U.S. counterterrorism initiatives, finally, will be enhanced by a more careful distinction, such as that made here, between state sponsorship and state involvement. In particular, Washington should drive a wedge between state sponsors and their clients, for example, by offering incentives to a state sponsor while singling out its client for military action; or vice versa. Such a policy also requires that economic sanctions and other policy tools remain sufficiently flexible to allow the government to offer incentives or implement punishments, as necessary.
1 These categories are put forward for the purpose of analysis for there might be substantial overlap among them. Thus, most state sponsors have pursued both state and state-assisted terrorism. Some analysts might see the distinction between state and state-assisted terrorism as meaningless. Others might argue no truly independent terrorist groups exist, for all need some form of state support. These are complicated issues that require a vast amount of detailed information, often not available from open sources.
2 Patterns of Global Terrorism (Washington, D.C.: United States Department of State, 1997), p. 34.
3 Ibid., p. 32.
4 Ibid., p. 33.
5 Ibid., p. 31.
6 The secretary of state named the PMOI, along with twenty other groups worldwide, as a terrorist group on Oct. 8, 1997.
7 There is still some debate among terrorism experts about the responsibility for bringing down Pan Am 103. No one argues that the bombing itself was conducted by any one other than the accused Libyan agents, but some analysts believe that the operation was initiated by the Popular Front for the Liberation of Palestine-General Command (PFLP-GC), led by Ahmad Jibril and that it carried out this act at the behest of Iran-retaliation for the mistaken U.S. downing of Iran Air Flight 655 in July 1988. According to this theory, the PFLP-GC, which at the time was also supported by Libya, handed the bombing operation off to Libyan intelligence when the PFLP-GC realized that European authorities suspected its role and were investigating the plot.
8 Or the Netherlands: as of October 1998, Libya had not submitted the two for trial in the Hague, as provided for in a compromise plan first suggested by Libya itself.
9 The Washington Post, Aug. 8, 1998.
10 Ibid., Sept. 27, 1998. However, the U.S. government then opposed the family's attempts to collect on the judgment by seizing frozen Iranian diplomatic property in the United States, based on the belief that doing so would infringe on the universal sanctity of diplomatic property.

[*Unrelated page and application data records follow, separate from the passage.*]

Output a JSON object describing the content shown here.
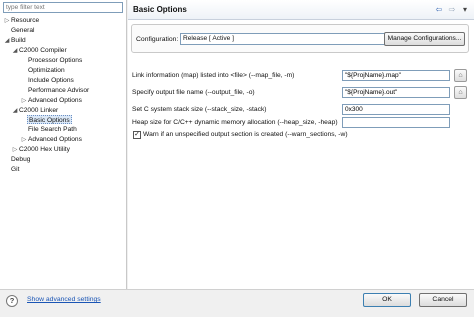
{
  "filter": {
    "placeholder": "type filter text"
  },
  "tree": [
    {
      "label": "Resource",
      "toggle": "▷"
    },
    {
      "label": "General",
      "toggle": ""
    },
    {
      "label": "Build",
      "toggle": "◢"
    },
    {
      "label": "C2000 Compiler",
      "toggle": "◢"
    },
    {
      "label": "Processor Options",
      "toggle": ""
    },
    {
      "label": "Optimization",
      "toggle": ""
    },
    {
      "label": "Include Options",
      "toggle": ""
    },
    {
      "label": "Performance Advisor",
      "toggle": ""
    },
    {
      "label": "Advanced Options",
      "toggle": "▷"
    },
    {
      "label": "C2000 Linker",
      "toggle": "◢"
    },
    {
      "label": "Basic Options",
      "toggle": ""
    },
    {
      "label": "File Search Path",
      "toggle": ""
    },
    {
      "label": "Advanced Options",
      "toggle": "▷"
    },
    {
      "label": "C2000 Hex Utility",
      "toggle": "▷"
    },
    {
      "label": "Debug",
      "toggle": ""
    },
    {
      "label": "Git",
      "toggle": ""
    }
  ],
  "panel": {
    "title": "Basic Options",
    "nav_back": "⇦",
    "nav_forward": "⇨",
    "nav_menu": "▾",
    "configuration_label": "Configuration:",
    "configuration_value": "Release  [ Active ]",
    "manage_button": "Manage Configurations...",
    "fields": [
      {
        "label": "Link information (map) listed into <file> (--map_file, -m)",
        "value": "\"${ProjName}.map\""
      },
      {
        "label": "Specify output file name (--output_file, -o)",
        "value": "\"${ProjName}.out\""
      },
      {
        "label": "Set C system stack size (--stack_size, -stack)",
        "value": "0x300"
      },
      {
        "label": "Heap size for C/C++ dynamic memory allocation (--heap_size, -heap)",
        "value": ""
      }
    ],
    "warn_label": "Warn if an unspecified output section is created (--warn_sections, -w)",
    "warn_checked": true
  },
  "bottom": {
    "help": "?",
    "advanced_link": "Show advanced settings",
    "ok": "OK",
    "cancel": "Cancel"
  }
}
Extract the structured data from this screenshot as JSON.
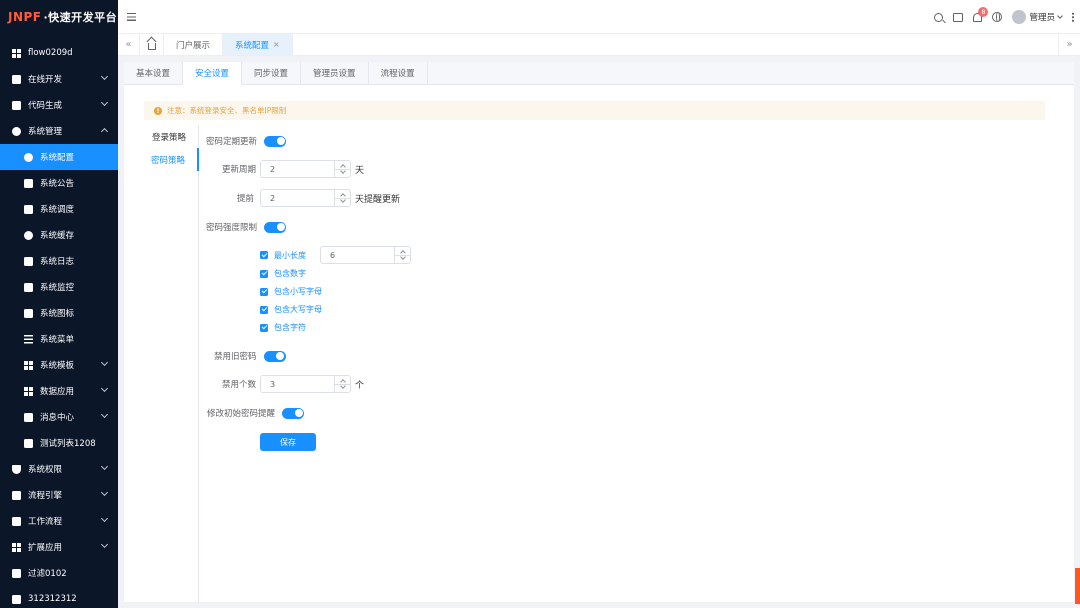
{
  "app": {
    "logo_mark": "JNPF",
    "logo_text": "·快速开发平台"
  },
  "sidebar": {
    "items": [
      {
        "label": "flow0209d"
      },
      {
        "label": "在线开发"
      },
      {
        "label": "代码生成"
      },
      {
        "label": "系统管理"
      },
      {
        "label": "系统配置"
      },
      {
        "label": "系统公告"
      },
      {
        "label": "系统调度"
      },
      {
        "label": "系统缓存"
      },
      {
        "label": "系统日志"
      },
      {
        "label": "系统监控"
      },
      {
        "label": "系统图标"
      },
      {
        "label": "系统菜单"
      },
      {
        "label": "系统模板"
      },
      {
        "label": "数据应用"
      },
      {
        "label": "消息中心"
      },
      {
        "label": "测试列表1208"
      },
      {
        "label": "系统权限"
      },
      {
        "label": "流程引擎"
      },
      {
        "label": "工作流程"
      },
      {
        "label": "扩展应用"
      },
      {
        "label": "过滤0102"
      },
      {
        "label": "312312312"
      }
    ]
  },
  "header": {
    "notification_count": "8",
    "user_name": "管理员"
  },
  "tabs": {
    "items": [
      {
        "label": "门户展示"
      },
      {
        "label": "系统配置"
      }
    ],
    "close": "×"
  },
  "subtabs": {
    "items": [
      {
        "label": "基本设置"
      },
      {
        "label": "安全设置"
      },
      {
        "label": "同步设置"
      },
      {
        "label": "管理员设置"
      },
      {
        "label": "流程设置"
      }
    ]
  },
  "notice": {
    "text": "注意：系统登录安全、黑名单IP限制",
    "icon": "!"
  },
  "leftnav": {
    "items": [
      {
        "label": "登录策略"
      },
      {
        "label": "密码策略"
      }
    ]
  },
  "form": {
    "password_expire_label": "密码定期更新",
    "update_cycle_label": "更新周期",
    "update_cycle_value": "2",
    "update_cycle_unit": "天",
    "advance_label": "提前",
    "advance_value": "2",
    "advance_unit": "天提醒更新",
    "strength_label": "密码强度限制",
    "min_length_label": "最小长度",
    "min_length_value": "6",
    "contains_digits": "包含数字",
    "contains_lowercase": "包含小写字母",
    "contains_uppercase": "包含大写字母",
    "contains_symbols": "包含字符",
    "disable_old_label": "禁用旧密码",
    "disable_count_label": "禁用个数",
    "disable_count_value": "3",
    "disable_count_unit": "个",
    "initial_remind_label": "修改初始密码提醒",
    "save_label": "保存"
  },
  "colors": {
    "accent": "#1890ff",
    "sidebar_bg": "#0c1629",
    "warning": "#e6a23c",
    "logo": "#ff5b3a"
  }
}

11 Iran Times, Sept. 4, 1998.
12 "Usama bin Ladin: Islamic Extremist Financier" (Washington, D.C.: U.S. Department of State, Aug. 1996).
13 Briefing by Defense Department spokesman Kenneth Bacon. Reuters, Sept. 8, 1998.
14 Al-Quds al-'Arabi, Nov. 27, 1996.